Out with the old influencers, in with new and more authentic ones
By our News Team | 2021
Your most powerful influencers aren’t who you think they are. The flashy – and expensive – ones are giving way to ‘real’ people.
You can’t deny that influencing where we shop and what we buy is big business. It made sense originally, when content creators were building strong communities and their advice felt genuinely valuable. They were relevant to their followers.
But as the world of social media expanded and authentic creators became harder to come by, the attraction of this marketing channel has begun to slowly fade. It may be because these self-appointed social media ‘stars’ are losing their grip on the very thing that gave them influence in the first place: their audience’s trust.
But the costs associated with using traditional influencers are rising, social media trends change by the day, and the benefits of an influencer strategy are increasingly hard to measure. It’s far from a foolproof marketing strategy.
What is the alternative?
Image by Gerd Altmann from Pixabay
Enter the new, more reliable influencers: your existing customers. Face-to-face recommendations are always the most popular and trusted way to share products, brands stories and endorsements. More than any Instagrammer with blindingly white teeth and a discount code, daily conversations are where the most genuine brand recommendations come from.
Research by UK-based marketing industry media outlet, The Drum, has found that almost 60% of people are more likely to buy a product recommended by a friend or family member than by a celebrity or social media creator.
When it comes to influencing, it’s the people you know who have the real power. So traditional influencers are losing more and more… influence.
Nearly two-thirds of people aged 18-44 don’t trust what influencers promote on their social channels. Over half of consumers prefer following everyday social media users to influencers.
In the UK, more than half of Instagram influencers were found to have engaged in online fakery such as buying followers, likes and comments. Some content creators were even found to be swindling money out of the brands they work with.
According to studies by advertising and media giant Ogilvy, one in four influencers in the UK have engaged in fraud against brands.

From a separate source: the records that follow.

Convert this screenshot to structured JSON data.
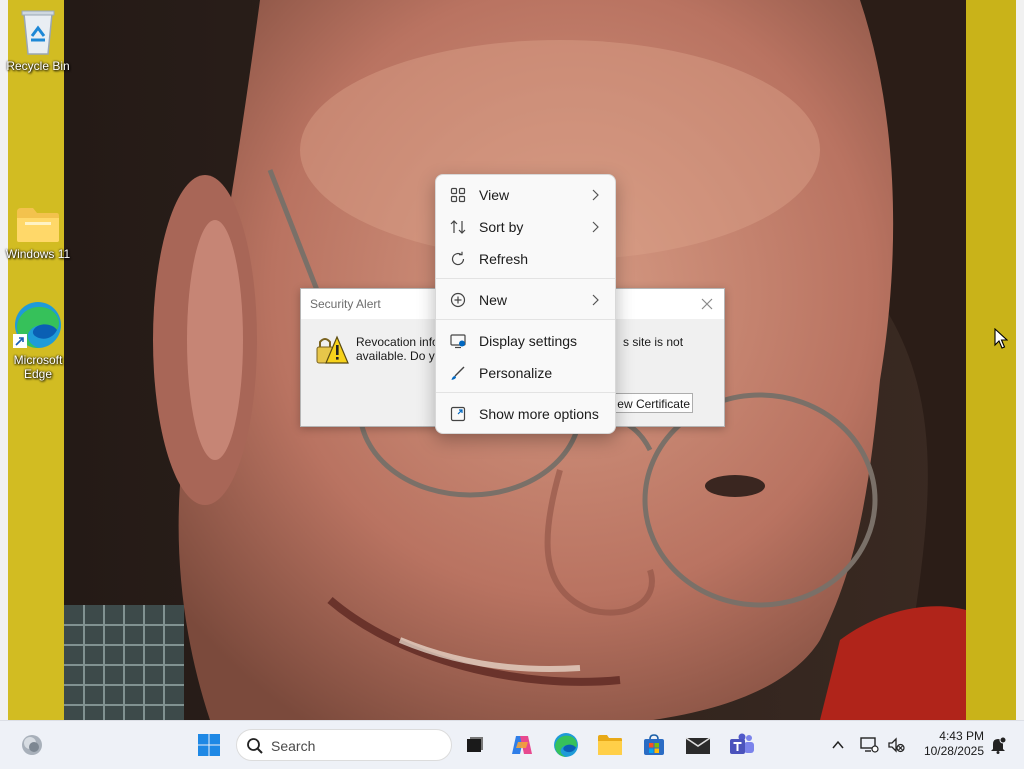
{
  "desktop": {
    "icons": [
      {
        "label": "Recycle Bin",
        "icon": "recycle-bin-icon"
      },
      {
        "label": "Windows 11",
        "icon": "folder-icon"
      },
      {
        "label": "Microsoft Edge",
        "line1": "Microsoft",
        "line2": "Edge",
        "icon": "edge-icon"
      }
    ]
  },
  "security_alert": {
    "title": "Security Alert",
    "message_left_line1": "Revocation infor",
    "message_left_line2": "available. Do you",
    "message_right_line1": "s site is not",
    "view_certificate": "ew Certificate"
  },
  "context_menu": {
    "items": [
      {
        "label": "View",
        "icon": "view-grid-icon",
        "submenu": true
      },
      {
        "label": "Sort by",
        "icon": "sort-icon",
        "submenu": true
      },
      {
        "label": "Refresh",
        "icon": "refresh-icon",
        "submenu": false
      },
      {
        "label": "New",
        "icon": "new-plus-icon",
        "submenu": true
      },
      {
        "label": "Display settings",
        "icon": "display-settings-icon",
        "submenu": false
      },
      {
        "label": "Personalize",
        "icon": "personalize-brush-icon",
        "submenu": false
      },
      {
        "label": "Show more options",
        "icon": "show-more-options-icon",
        "submenu": false
      }
    ]
  },
  "taskbar": {
    "search_placeholder": "Search",
    "time": "4:43 PM",
    "date": "10/28/2025",
    "apps": [
      "widgets-icon",
      "start-icon",
      "task-view-icon",
      "copilot-icon",
      "edge-icon",
      "file-explorer-icon",
      "store-icon",
      "mail-icon",
      "teams-icon"
    ],
    "tray": [
      "chevron-up-icon",
      "network-icon",
      "volume-muted-icon",
      "notification-icon"
    ]
  },
  "colors": {
    "wallpaper_frame": "#c9b319",
    "menu_bg": "#f9f9f9",
    "accent": "#0067c0"
  }
}
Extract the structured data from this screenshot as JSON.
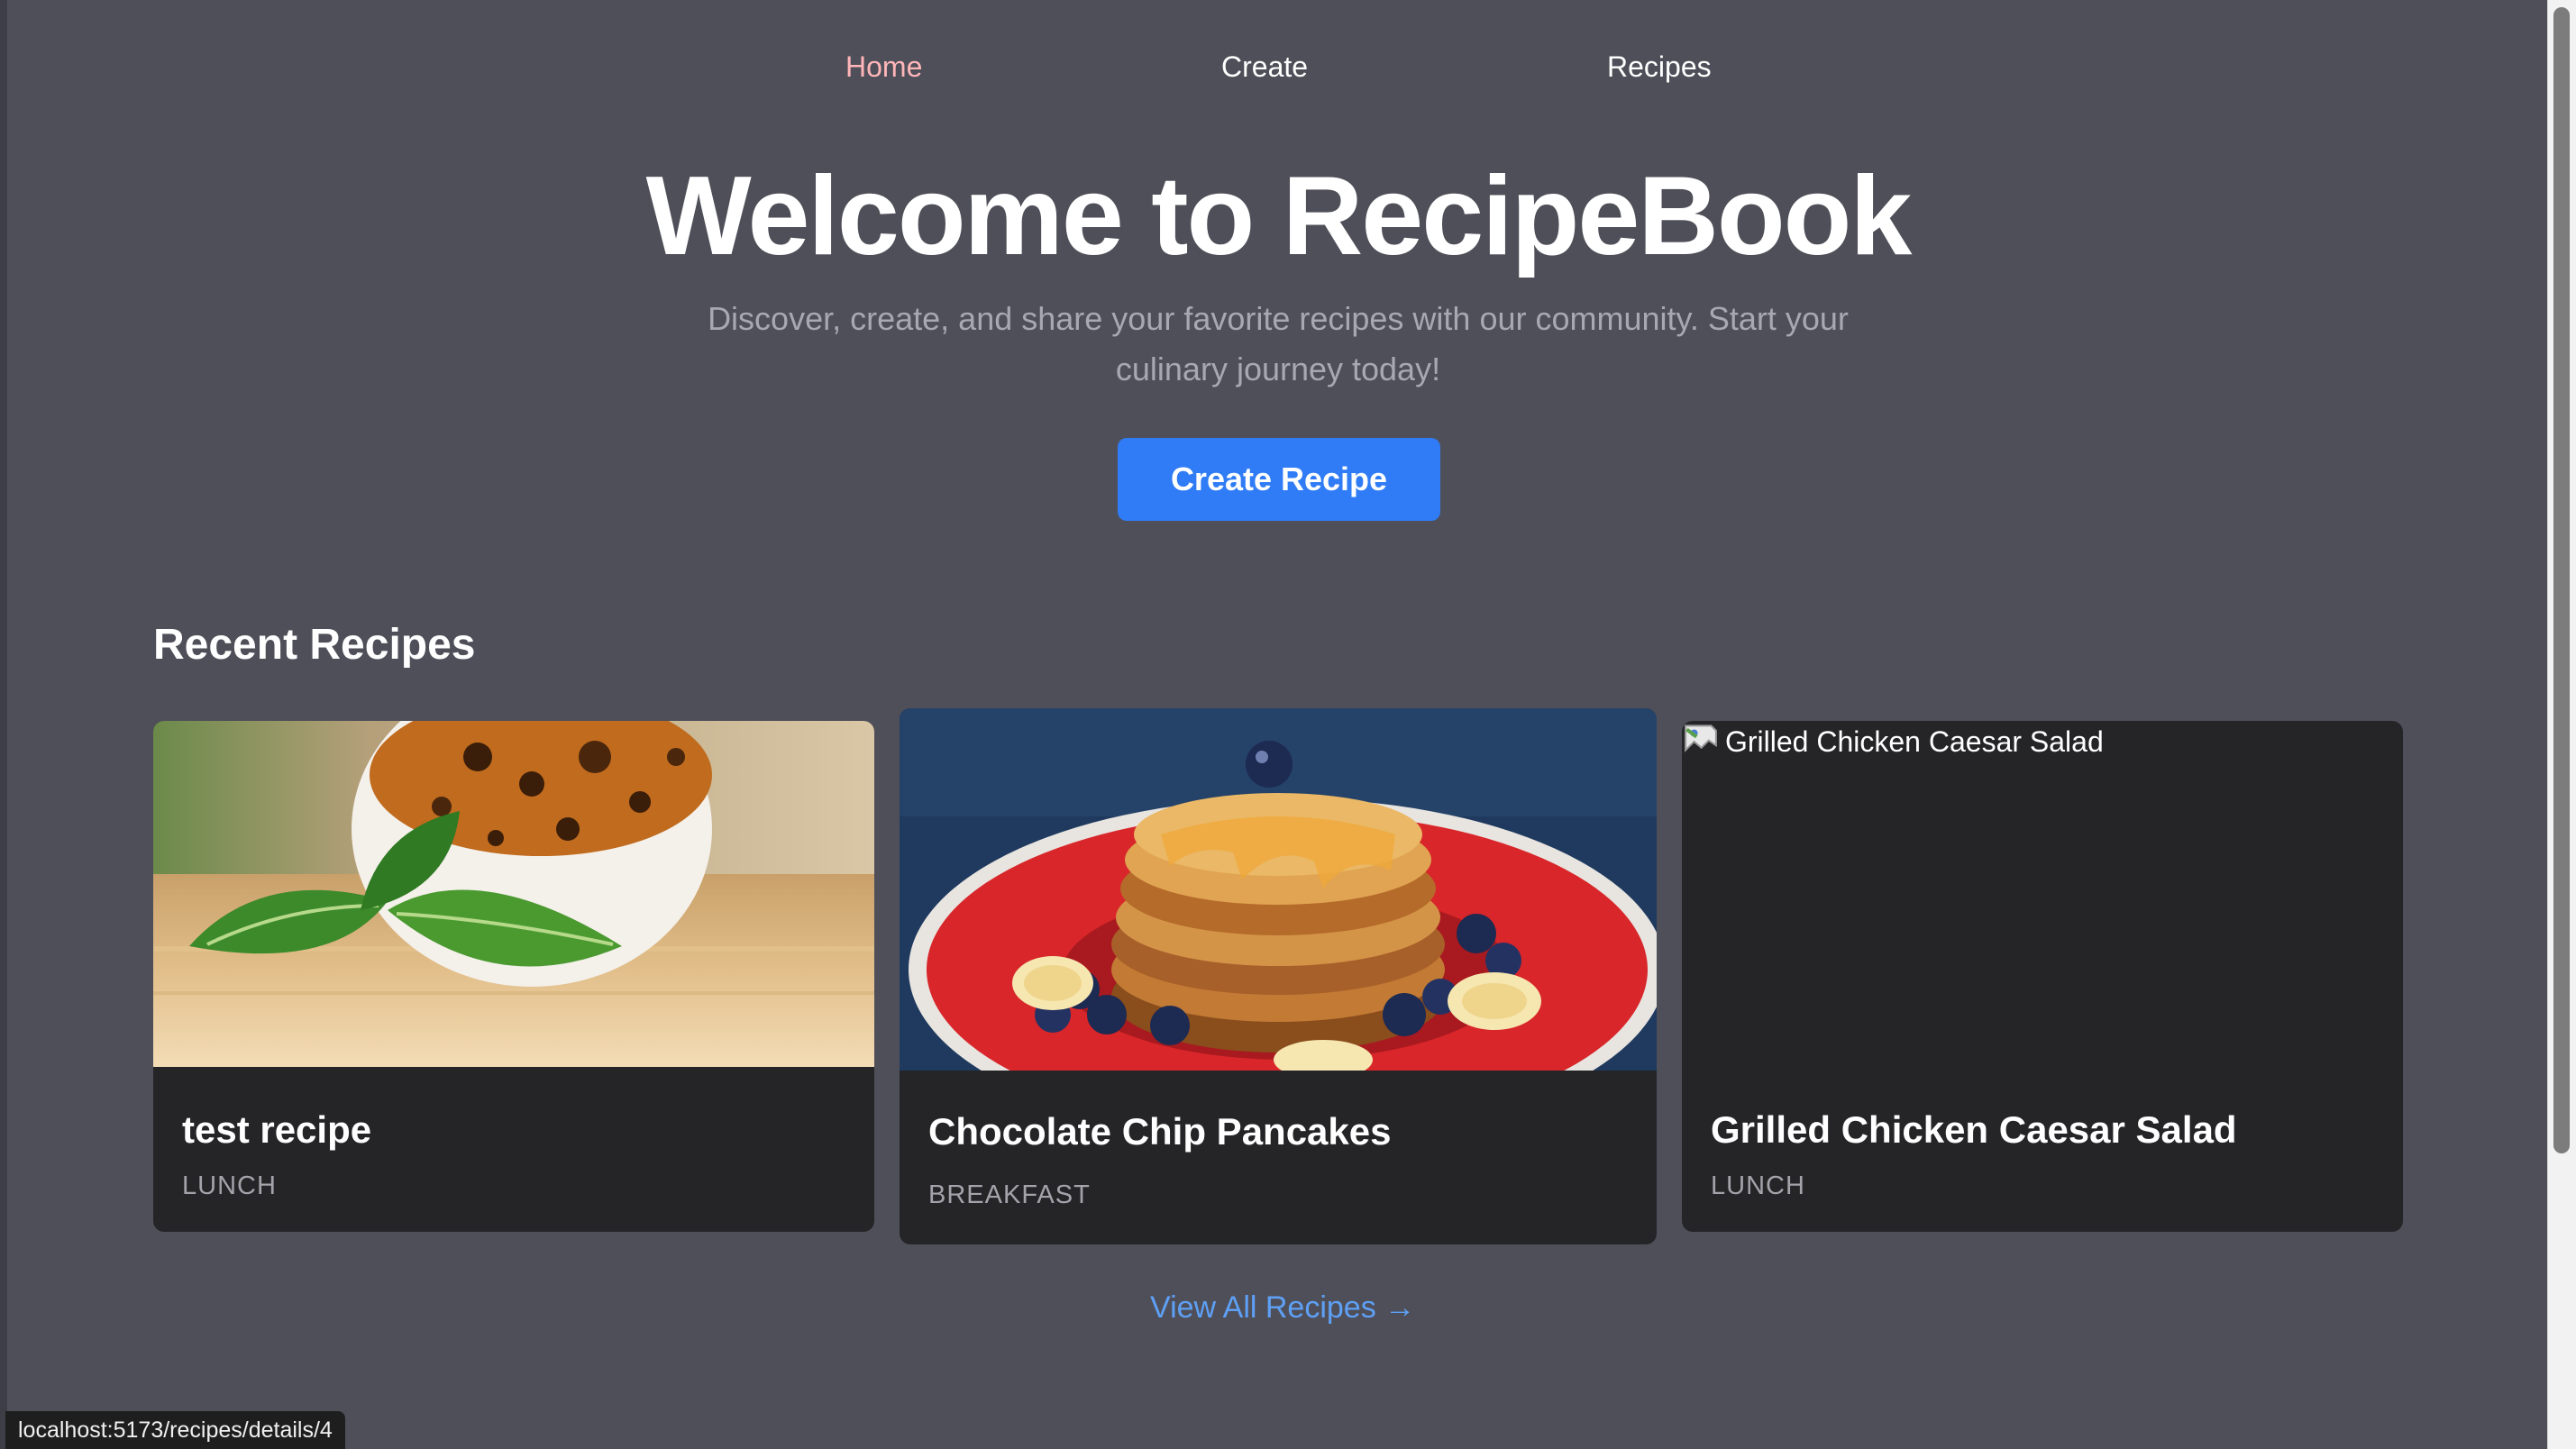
{
  "nav": {
    "items": [
      {
        "label": "Home",
        "active": true
      },
      {
        "label": "Create",
        "active": false
      },
      {
        "label": "Recipes",
        "active": false
      }
    ]
  },
  "hero": {
    "title": "Welcome to RecipeBook",
    "subtitle": "Discover, create, and share your favorite recipes with our community. Start your culinary journey today!",
    "cta_label": "Create Recipe"
  },
  "recent": {
    "heading": "Recent Recipes",
    "cards": [
      {
        "title": "test recipe",
        "category": "LUNCH",
        "image": "dessert-with-mint-photo"
      },
      {
        "title": "Chocolate Chip Pancakes",
        "category": "BREAKFAST",
        "image": "pancakes-with-berries-photo"
      },
      {
        "title": "Grilled Chicken Caesar Salad",
        "category": "LUNCH",
        "image_alt": "Grilled Chicken Caesar Salad",
        "image": "broken-image-icon"
      }
    ],
    "view_all_label": "View All Recipes →"
  },
  "status_bar": {
    "url": "localhost:5173/recipes/details/4"
  },
  "colors": {
    "background": "#4f4f59",
    "card": "#252528",
    "accent": "#2f7cf6",
    "link": "#5ea0f5",
    "active_nav": "#ffb6b9"
  }
}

This makes choosing an appropriate influencer even tougher for marketing executives and their agencies
Source: The Drum, UK